Copy out, from the entries below, each line holding the string "Kaydet".

DATASET ENTRIES →
---*---

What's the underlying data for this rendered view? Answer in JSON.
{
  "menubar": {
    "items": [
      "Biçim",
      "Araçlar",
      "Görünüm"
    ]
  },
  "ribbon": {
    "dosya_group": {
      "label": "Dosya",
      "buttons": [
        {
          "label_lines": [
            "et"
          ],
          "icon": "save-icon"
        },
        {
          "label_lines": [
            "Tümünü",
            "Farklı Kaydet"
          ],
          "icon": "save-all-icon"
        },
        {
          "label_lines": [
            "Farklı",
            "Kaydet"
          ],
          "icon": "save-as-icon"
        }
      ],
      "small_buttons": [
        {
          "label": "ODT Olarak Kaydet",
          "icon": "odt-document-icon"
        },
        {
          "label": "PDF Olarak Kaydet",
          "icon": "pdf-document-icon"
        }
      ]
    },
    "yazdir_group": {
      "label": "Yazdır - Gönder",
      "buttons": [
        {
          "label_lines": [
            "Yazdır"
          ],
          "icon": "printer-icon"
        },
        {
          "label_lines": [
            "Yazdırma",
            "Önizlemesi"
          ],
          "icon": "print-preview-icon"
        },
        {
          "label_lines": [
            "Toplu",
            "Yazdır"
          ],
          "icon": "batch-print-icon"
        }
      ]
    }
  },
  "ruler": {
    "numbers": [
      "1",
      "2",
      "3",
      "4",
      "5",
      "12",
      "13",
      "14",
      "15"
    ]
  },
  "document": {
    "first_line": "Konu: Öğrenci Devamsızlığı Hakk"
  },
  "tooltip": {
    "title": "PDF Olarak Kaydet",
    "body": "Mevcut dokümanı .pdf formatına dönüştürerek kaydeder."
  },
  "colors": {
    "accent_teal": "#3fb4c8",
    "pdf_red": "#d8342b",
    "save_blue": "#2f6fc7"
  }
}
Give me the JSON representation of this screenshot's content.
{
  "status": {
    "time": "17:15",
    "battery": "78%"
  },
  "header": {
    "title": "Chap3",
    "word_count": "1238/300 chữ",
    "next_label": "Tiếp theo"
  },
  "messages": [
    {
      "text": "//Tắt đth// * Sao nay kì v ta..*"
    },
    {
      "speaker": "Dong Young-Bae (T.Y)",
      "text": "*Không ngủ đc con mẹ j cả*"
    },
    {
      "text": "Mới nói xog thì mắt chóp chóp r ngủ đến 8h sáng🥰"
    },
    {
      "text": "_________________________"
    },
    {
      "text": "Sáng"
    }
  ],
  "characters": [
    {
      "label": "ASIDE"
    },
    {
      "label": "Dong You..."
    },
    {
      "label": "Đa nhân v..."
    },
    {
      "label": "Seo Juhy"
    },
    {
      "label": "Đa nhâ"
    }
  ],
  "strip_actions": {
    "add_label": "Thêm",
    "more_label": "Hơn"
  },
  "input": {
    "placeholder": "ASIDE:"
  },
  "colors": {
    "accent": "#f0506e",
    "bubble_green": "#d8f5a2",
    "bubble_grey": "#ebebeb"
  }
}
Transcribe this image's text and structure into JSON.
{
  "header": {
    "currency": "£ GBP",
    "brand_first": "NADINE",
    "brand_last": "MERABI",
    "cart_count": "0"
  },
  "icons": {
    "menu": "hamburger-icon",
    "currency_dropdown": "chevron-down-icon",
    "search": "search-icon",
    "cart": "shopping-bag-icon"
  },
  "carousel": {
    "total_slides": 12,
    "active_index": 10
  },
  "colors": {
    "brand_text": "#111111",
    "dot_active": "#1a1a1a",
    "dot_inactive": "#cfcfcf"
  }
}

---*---

ANSWER SPACE →
            "Farklı Kaydet"
            "Kaydet"
          "label": "ODT Olarak Kaydet",
          "label": "PDF Olarak Kaydet",
    "title": "PDF Olarak Kaydet",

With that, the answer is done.